Return the data that follows exactly as it appears. Pictures do not belong in the copy.

# Dataset extract
┄┄┄┄┄┄┄┄┄┄

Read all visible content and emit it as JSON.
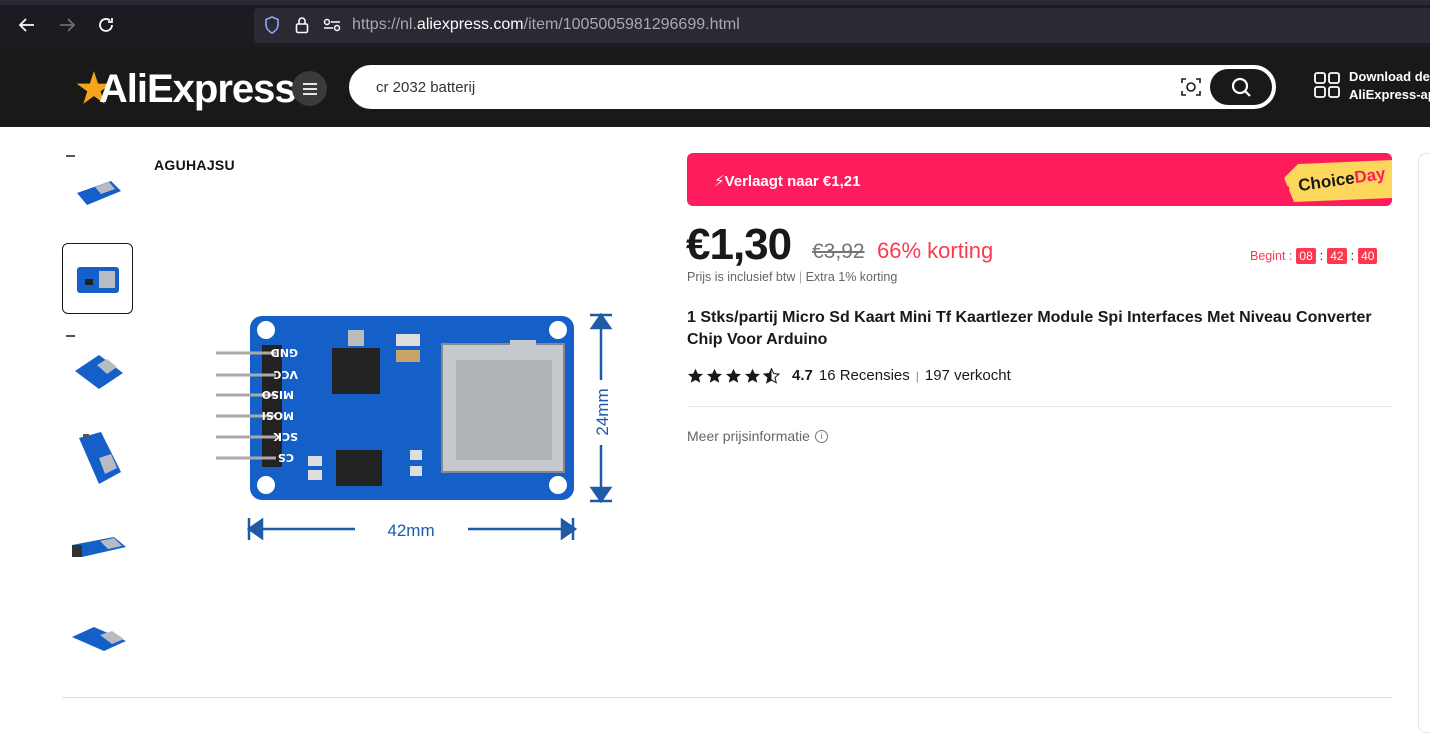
{
  "browser": {
    "url_prefix": "https://nl.",
    "url_domain": "aliexpress.com",
    "url_path": "/item/1005005981296699.html"
  },
  "header": {
    "logo": "AliExpress",
    "search_value": "cr 2032 batterij",
    "download_line1": "Download de",
    "download_line2": "AliExpress-ap"
  },
  "store": {
    "name": "AGUHAJSU"
  },
  "image": {
    "width_label": "42mm",
    "height_label": "24mm",
    "pins": [
      "GND",
      "VCC",
      "MISO",
      "MOSI",
      "SCK",
      "CS"
    ]
  },
  "promo": {
    "text": "Verlaagt naar €1,21",
    "choice": "Choice",
    "day": "Day"
  },
  "price": {
    "current": "€1,30",
    "original": "€3,92",
    "discount": "66% korting",
    "vat_note": "Prijs is inclusief btw",
    "extra_note": "Extra 1% korting"
  },
  "countdown": {
    "label": "Begint :",
    "hours": "08",
    "minutes": "42",
    "seconds": "40"
  },
  "product": {
    "title": "1 Stks/partij Micro Sd Kaart Mini Tf Kaartlezer Module Spi Interfaces Met Niveau Converter Chip Voor Arduino",
    "rating": "4.7",
    "reviews": "16 Recensies",
    "sold": "197 verkocht",
    "more_info": "Meer prijsinformatie"
  },
  "colors": {
    "accent": "#fd384f",
    "banner": "#fd1d5c",
    "header_bg": "#191919",
    "pcb_blue": "#1560c8"
  }
}
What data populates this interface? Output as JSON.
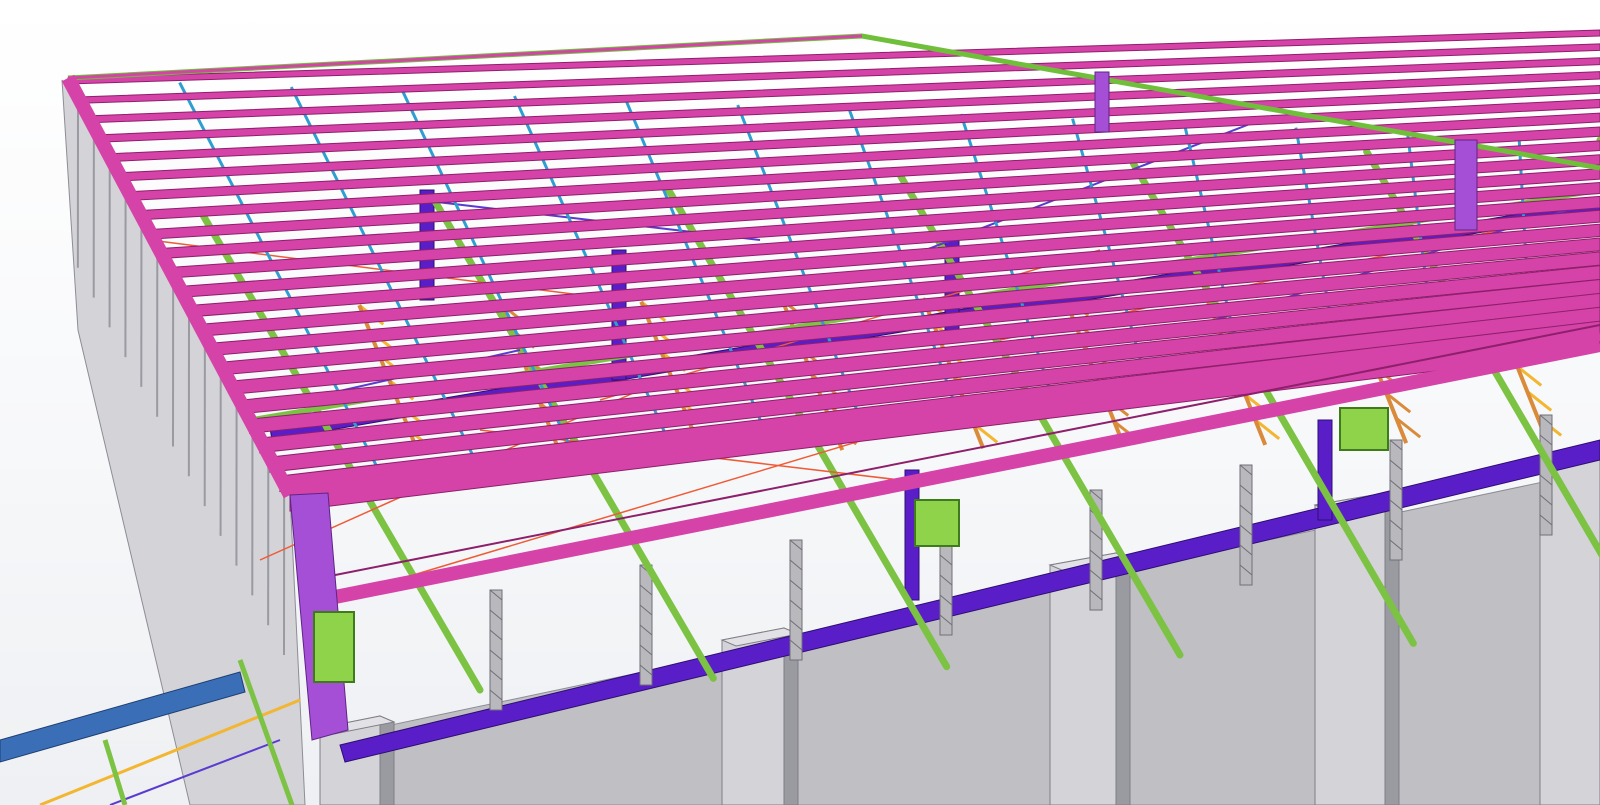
{
  "viewport": {
    "label": "3D model view",
    "background": "#ffffff"
  },
  "model": {
    "colors": {
      "rafter": "#d543a8",
      "rafter_edge": "#8e1f6b",
      "purlin": "#2f9ed0",
      "truss_chord": "#7cc243",
      "truss_web": "#f2b630",
      "truss_web_lower": "#d98b3a",
      "girder": "#5a1ec8",
      "column_steel": "#a44fd6",
      "concrete": "#bfbfc4",
      "concrete_dark": "#9a9aa1",
      "concrete_light": "#d3d3d8",
      "bracing": "#f05a36",
      "cross_bracing": "#5a3ad0",
      "joist_grey": "#b8b8bd",
      "connection_plate": "#8fd34b",
      "edge_beam": "#6fbf3a",
      "dark_beam": "#3a6fb8"
    }
  }
}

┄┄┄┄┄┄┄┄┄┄

# Answer for the task
Read all visible content and emit it as JSON.
{
  "browser": {
    "url_prefix": "https://nl.",
    "url_domain": "aliexpress.com",
    "url_path": "/item/1005005981296699.html"
  },
  "header": {
    "logo": "AliExpress",
    "search_value": "cr 2032 batterij",
    "download_line1": "Download de",
    "download_line2": "AliExpress-ap"
  },
  "store": {
    "name": "AGUHAJSU"
  },
  "image": {
    "width_label": "42mm",
    "height_label": "24mm",
    "pins": [
      "GND",
      "VCC",
      "MISO",
      "MOSI",
      "SCK",
      "CS"
    ]
  },
  "promo": {
    "text": "Verlaagt naar €1,21",
    "choice": "Choice",
    "day": "Day"
  },
  "price": {
    "current": "€1,30",
    "original": "€3,92",
    "discount": "66% korting",
    "vat_note": "Prijs is inclusief btw",
    "extra_note": "Extra 1% korting"
  },
  "countdown": {
    "label": "Begint :",
    "hours": "08",
    "minutes": "42",
    "seconds": "40"
  },
  "product": {
    "title": "1 Stks/partij Micro Sd Kaart Mini Tf Kaartlezer Module Spi Interfaces Met Niveau Converter Chip Voor Arduino",
    "rating": "4.7",
    "reviews": "16 Recensies",
    "sold": "197 verkocht",
    "more_info": "Meer prijsinformatie"
  },
  "colors": {
    "accent": "#fd384f",
    "banner": "#fd1d5c",
    "header_bg": "#191919",
    "pcb_blue": "#1560c8"
  }
}
What data populates this interface? Output as JSON.
{
  "viewport": {
    "label": "3D model view",
    "background": "#ffffff"
  },
  "model": {
    "colors": {
      "rafter": "#d543a8",
      "rafter_edge": "#8e1f6b",
      "purlin": "#2f9ed0",
      "truss_chord": "#7cc243",
      "truss_web": "#f2b630",
      "truss_web_lower": "#d98b3a",
      "girder": "#5a1ec8",
      "column_steel": "#a44fd6",
      "concrete": "#bfbfc4",
      "concrete_dark": "#9a9aa1",
      "concrete_light": "#d3d3d8",
      "bracing": "#f05a36",
      "cross_bracing": "#5a3ad0",
      "joist_grey": "#b8b8bd",
      "connection_plate": "#8fd34b",
      "edge_beam": "#6fbf3a",
      "dark_beam": "#3a6fb8"
    }
  }
}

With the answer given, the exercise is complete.